How to Get Rid of Snails in Your Fish Tank Without Harming Fish
There are several methods to remove snails from a fish tank without harming the fish:
- Manual removal: This method involves physically removing the snails from the tank using a net or tweezers. You can remove the snails during water changes or use a bait trap to catch them.
- Chemical treatments: Some chemical treatments, such as copper-based medications, can effectively remove snails. However, these treatments can harm fish and other aquatic life, so they should be cautiously used.
- Natural predators: Adding natural predators to the tank, such as assassin snails or certain fish species, can help control the snail population. However, it’s important to research the predator’s compatibility with your fish and tank environment before adding them.
- Reduce food source: Snails thrive on excess food, so reducing the amount of food you feed your fish can help reduce the snail population. Be sure not to starve your fish but adjust the feeding schedule and amount to prevent excess food from accumulating in the tank.
It’s important to choose a method that’s appropriate for your tank’s environment and population. Always research any treatment or addition before introducing it to your tank and closely monitor the fish and snail populations during and after the treatment.
While snails can aid in tank cycling by producing ammonia, introducing them requires careful consideration. They serve as a food source for beneficial bacteria that convert ammonia to less toxic nitrates for aquatic life.
However, it’s crucial to select the appropriate snail species and closely monitor nitrite levels. Any oversight could lead to a snail infestation or unacceptable toxicity levels in your tank.
Therefore, it’s imperative to be cautious and attentive to ensure that snails contribute positively to your tank ecosystem.
Frequently Asked Questions
Are snails good for cycling tanks?
While some freshwater snails are hardy and can contribute to the cycling process, it’s generally not advisable to rely on snails alone for tank cycling. While they produce waste and contribute to the tank’s ecosystem, other factors, such as beneficial bacteria and water parameters, are crucial to establishing a healthy aquarium environment.
Can mystery snails cycle a tank?
Mystery snails alone cannot cycle a tank. They do not contribute significantly to the nitrogen cycle. They are primarily scavengers of leftover food and detritus in the aquarium. To establish a healthy and stable nitrogen cycle, you must introduce beneficial bacteria to the tank, such as by adding a source of ammonia or using a bacterial supplement.

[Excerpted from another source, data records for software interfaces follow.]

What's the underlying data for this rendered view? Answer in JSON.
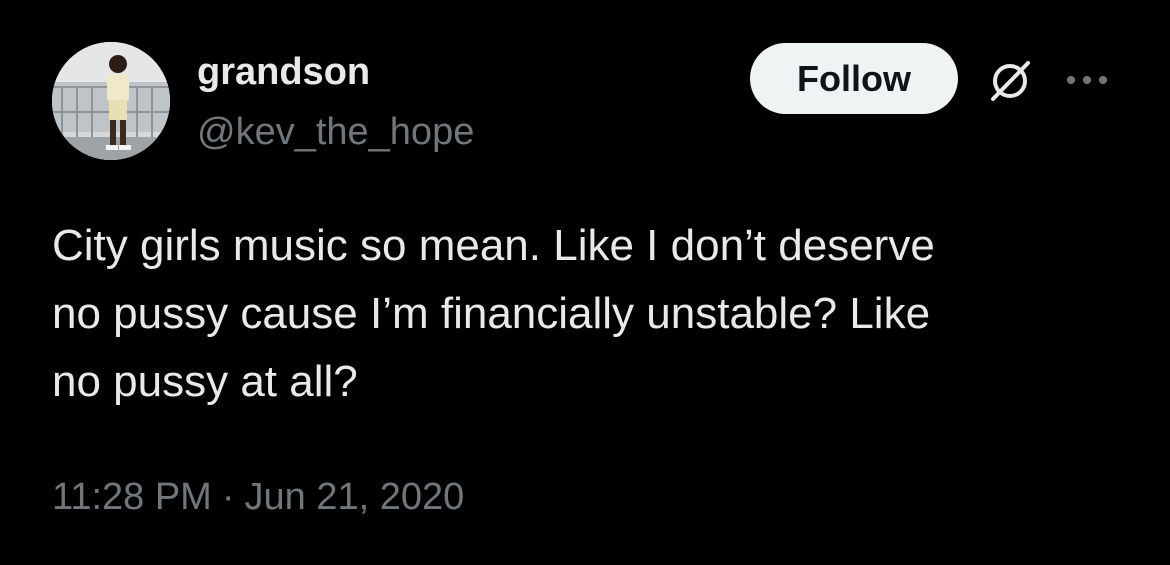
{
  "author": {
    "display_name": "grandson",
    "handle": "@kev_the_hope",
    "avatar_icon": "profile-photo"
  },
  "actions": {
    "follow_label": "Follow",
    "grok_icon": "grok-icon",
    "more_icon": "more-options-icon"
  },
  "tweet": {
    "text": "City girls music so mean. Like I don’t deserve\nno pussy cause I’m financially unstable? Like\nno pussy at all?",
    "time": "11:28 PM",
    "separator": "·",
    "date": "Jun 21, 2020"
  },
  "colors": {
    "background": "#000000",
    "primary_text": "#e7e9ea",
    "secondary_text": "#71767b",
    "follow_button_bg": "#eff3f4",
    "follow_button_text": "#0f1419"
  }
}
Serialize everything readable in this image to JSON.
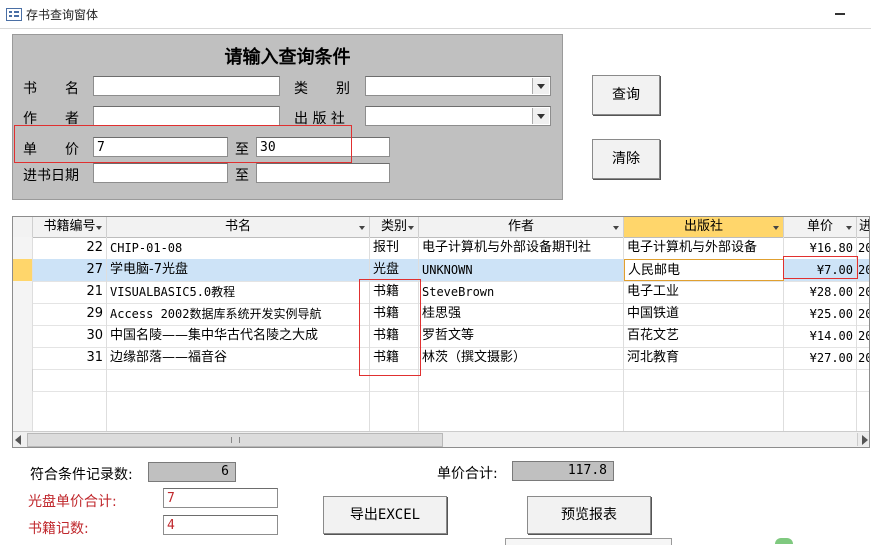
{
  "window": {
    "title": "存书查询窗体"
  },
  "criteria": {
    "title": "请输入查询条件",
    "name_label": "书　　名",
    "category_label": "类　　别",
    "author_label": "作　　者",
    "publisher_label": "出 版 社",
    "price_label": "单　　价",
    "date_label": "进书日期",
    "to_label": "至",
    "name_value": "",
    "category_value": "",
    "author_value": "",
    "publisher_value": "",
    "price_from": "7",
    "price_to": "30",
    "date_from": "",
    "date_to": ""
  },
  "buttons": {
    "query": "查询",
    "clear": "清除",
    "export": "导出EXCEL",
    "preview": "预览报表"
  },
  "table": {
    "columns": [
      "书籍编号",
      "书名",
      "类别",
      "作者",
      "出版社",
      "单价",
      "进"
    ],
    "rows": [
      {
        "id": "22",
        "name": "CHIP-01-08",
        "category": "报刊",
        "author": "电子计算机与外部设备期刊社",
        "publisher": "电子计算机与外部设备",
        "price": "¥16.80",
        "date": "20"
      },
      {
        "id": "27",
        "name": "学电脑-7光盘",
        "category": "光盘",
        "author": "UNKNOWN",
        "publisher": "人民邮电",
        "price": "¥7.00",
        "date": "20"
      },
      {
        "id": "21",
        "name": "VISUALBASIC5.0教程",
        "category": "书籍",
        "author": "SteveBrown",
        "publisher": "电子工业",
        "price": "¥28.00",
        "date": "20"
      },
      {
        "id": "29",
        "name": "Access 2002数据库系统开发实例导航",
        "category": "书籍",
        "author": "桂思强",
        "publisher": "中国铁道",
        "price": "¥25.00",
        "date": "20"
      },
      {
        "id": "30",
        "name": "中国名陵——集中华古代名陵之大成",
        "category": "书籍",
        "author": "罗哲文等",
        "publisher": "百花文艺",
        "price": "¥14.00",
        "date": "20"
      },
      {
        "id": "31",
        "name": "边缘部落——福音谷",
        "category": "书籍",
        "author": "林茨（撰文摄影）",
        "publisher": "河北教育",
        "price": "¥27.00",
        "date": "20"
      }
    ]
  },
  "summary": {
    "count_label": "符合条件记录数:",
    "count_value": "6",
    "price_total_label": "单价合计:",
    "price_total_value": "117.8",
    "disc_total_label": "光盘单价合计:",
    "disc_total_value": "7",
    "book_count_label": "书籍记数:",
    "book_count_value": "4"
  },
  "colors": {
    "highlight": "#ffd66b",
    "selected_row": "#cde3f7",
    "panel": "#c0c0c0",
    "annotation": "#e03030"
  }
}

Can snails start the nitrogen cycle?
Snails alone cannot start the nitrogen cycle in an aquarium. While they produce waste, their waste alone is insufficient to establish a healthy nitrogen cycle. To start the nitrogen cycle, you need to introduce a source of ammonia, either by adding fish or using a pure ammonia source, and then wait for beneficial bacteria to establish themselves and convert the ammonia into nitrite and then nitrate.
How do you start the nitrogen cycle without fish?
You can introduce a source of pure ammonia to the tank, such as ammonium chloride. Add enough ammonia to produce a concentration of 2-4 ppm (parts per million). Then, wait for beneficial bacteria to establish themselves and convert the ammonia into nitrite and nitrate. You can monitor the progress of the cycle using a test kit to measure ammonia, nitrite, and nitrate levels.
Can snails in a fish tank reproduce?
Snails in a fish tank can reproduce. Most species of snails are hermaphroditic, meaning they have both male and female reproductive organs and can fertilize their own eggs. As long as there is enough food and a suitable environment, snails can reproduce rapidly and become a pest if their population is uncontrolled.
- PlantedTank.net: Snails in a Cycling Tank
- Golias.net: Experiments: Algae and Dissolved Organic Matter (DOM)
- NCBI: Community Analysis of Ammonia and Nitrite Oxidizers during Start-Up of Nitritation Reactors
- Fishlore: Can Snails Be Used to Cycle a Tank?
- MyFishTank.net: Mystery Snail Bioload
- My Aquarium Club: Snails & Bioload